The framework for What It Takes To Accelerate Through A Strategic Inflection Point is laid out that earlier article. The main point is that you must align your culture, organization, operations and CEO’s real job around one of four strategies. This current article explores the organization required to support a design strategy.
The elephant in the room, moose on the table, mouse in the house is how everyone else in a design-focused organization feels about the designers.
A cop-out approach is to use the river of ideas analogy with ideas flowing from design through production and distribution guided by finance through marketing and sales to customers and consumers. That analogy asks who’s the most important group in an organization:
- Design – because they are the source of all differentiated value?
- Production – because nothing has any value until it gets made?
- Sales – because they actually generate all the revenue?
- Marketing – because they create the demand that sales fulfills?
- Distribution – because they get things to the people that need them?
- Customer service – because all value is created by the customer?
- Finance – because they direct resources to the highest value-creating places?
- Human resources – because nothing happens without people?
- Management – because they inspire and enable everyone?
A more deliberate approach is to figure out which functions are and are not strategically important. The general prescription is to invest in the strategically important functions to make them best-in-class or world class and simplify or outsource the rest to make them just good enough.
Pushed to its extreme, this suggests you never, ever want to have a “strong” function. Best-in-class is superior, in the top 10% of the world. World class is parity with the best, in the top 25% of the world. Strong is above average – and no man’s land. You’re not good enough to be world class or best-in-class and you’re more expensive than those that are just good enough.
In a design-focused organization, the designers should be best-in-class and everyone else should be subordinate to them.
Apple, the world’s first trillion-dollar company, is design-focused. It wins by out innovating others. They’ve outsourced production to Foxconn and others. They’ve outsourced distribution to UPS, Fedex and others. Their customer service is barely acceptable. Don’t be fooled by their Apple Stores. Those are not about distribution. Those are about marketing. And every company has to sell and market.
The turn-around at Gucci has been stunning by any measure. Their sales, profitability, reputation, staff swagger are all through the roof. While Gucci is bigger than any single designer, there’s no question that this current resurgence was sparked by CEO Marco Bizzarri’s selection and embrace of Alessandro Michele as head designer. Michele’s ideas have driven everything about Gucci since then.
Implications for you
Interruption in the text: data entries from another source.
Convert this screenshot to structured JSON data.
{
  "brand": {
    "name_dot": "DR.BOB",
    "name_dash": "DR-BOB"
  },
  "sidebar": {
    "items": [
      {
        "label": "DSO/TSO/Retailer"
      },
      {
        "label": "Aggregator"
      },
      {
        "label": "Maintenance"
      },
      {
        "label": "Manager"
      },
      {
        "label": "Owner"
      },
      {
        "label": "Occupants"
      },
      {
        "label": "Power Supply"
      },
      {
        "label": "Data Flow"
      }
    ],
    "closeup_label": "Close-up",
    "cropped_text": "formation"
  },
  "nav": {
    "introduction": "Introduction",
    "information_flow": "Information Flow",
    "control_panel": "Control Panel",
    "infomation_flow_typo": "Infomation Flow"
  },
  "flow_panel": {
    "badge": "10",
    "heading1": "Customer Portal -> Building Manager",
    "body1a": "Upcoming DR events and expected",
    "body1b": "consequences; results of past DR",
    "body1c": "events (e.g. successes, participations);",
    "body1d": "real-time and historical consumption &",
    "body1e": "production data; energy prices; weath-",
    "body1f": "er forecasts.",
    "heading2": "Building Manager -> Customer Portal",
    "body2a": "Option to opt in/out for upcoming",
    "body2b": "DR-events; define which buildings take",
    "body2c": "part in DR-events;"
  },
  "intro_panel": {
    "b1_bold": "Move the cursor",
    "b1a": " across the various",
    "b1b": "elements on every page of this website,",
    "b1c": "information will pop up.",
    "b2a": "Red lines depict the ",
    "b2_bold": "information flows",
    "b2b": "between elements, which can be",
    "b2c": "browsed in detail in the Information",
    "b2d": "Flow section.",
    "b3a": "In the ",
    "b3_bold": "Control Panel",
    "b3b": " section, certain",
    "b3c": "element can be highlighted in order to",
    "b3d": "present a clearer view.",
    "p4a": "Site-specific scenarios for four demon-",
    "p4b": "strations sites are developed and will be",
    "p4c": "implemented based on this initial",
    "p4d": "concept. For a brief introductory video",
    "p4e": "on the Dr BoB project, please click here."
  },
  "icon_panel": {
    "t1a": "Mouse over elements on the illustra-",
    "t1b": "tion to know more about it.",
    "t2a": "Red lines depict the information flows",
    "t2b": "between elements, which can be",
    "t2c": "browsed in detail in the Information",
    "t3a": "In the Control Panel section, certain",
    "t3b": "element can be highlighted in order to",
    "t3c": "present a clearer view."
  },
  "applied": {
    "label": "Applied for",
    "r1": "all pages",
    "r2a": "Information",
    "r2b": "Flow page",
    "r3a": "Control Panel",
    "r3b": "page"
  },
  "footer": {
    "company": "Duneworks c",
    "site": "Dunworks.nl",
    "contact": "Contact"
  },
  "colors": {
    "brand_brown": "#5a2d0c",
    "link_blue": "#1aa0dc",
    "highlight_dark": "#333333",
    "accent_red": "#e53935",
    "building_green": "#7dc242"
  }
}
As the Marco Bizzarri of your organization, you have to be design’s chief enabler. This means you have to create a culture of independence (& flexibility,) learning and empowerment. This is about freeing the designers to design. They have to feel independent. They have to be allowed to be flexible. They have to be encouraged and rewarded for learning. And they have to be truly empowered.
As the chief enabler, you set the guiding principles so the designers know where to focus (as much as they do choose to focus) and everyone else knows how to help them. Your support and the support of everyone else in the organization has to be geared to freeing up the designers to create.
Creation is a messy process. There’s going to be lots and lots of waste and re-work. There are going to be spectacular failures. This is as far from the order of a production-focused organization as you can get. Know what you’re signing up for in a design-focused organization. Embrace the valleys. Enjoy the peaks.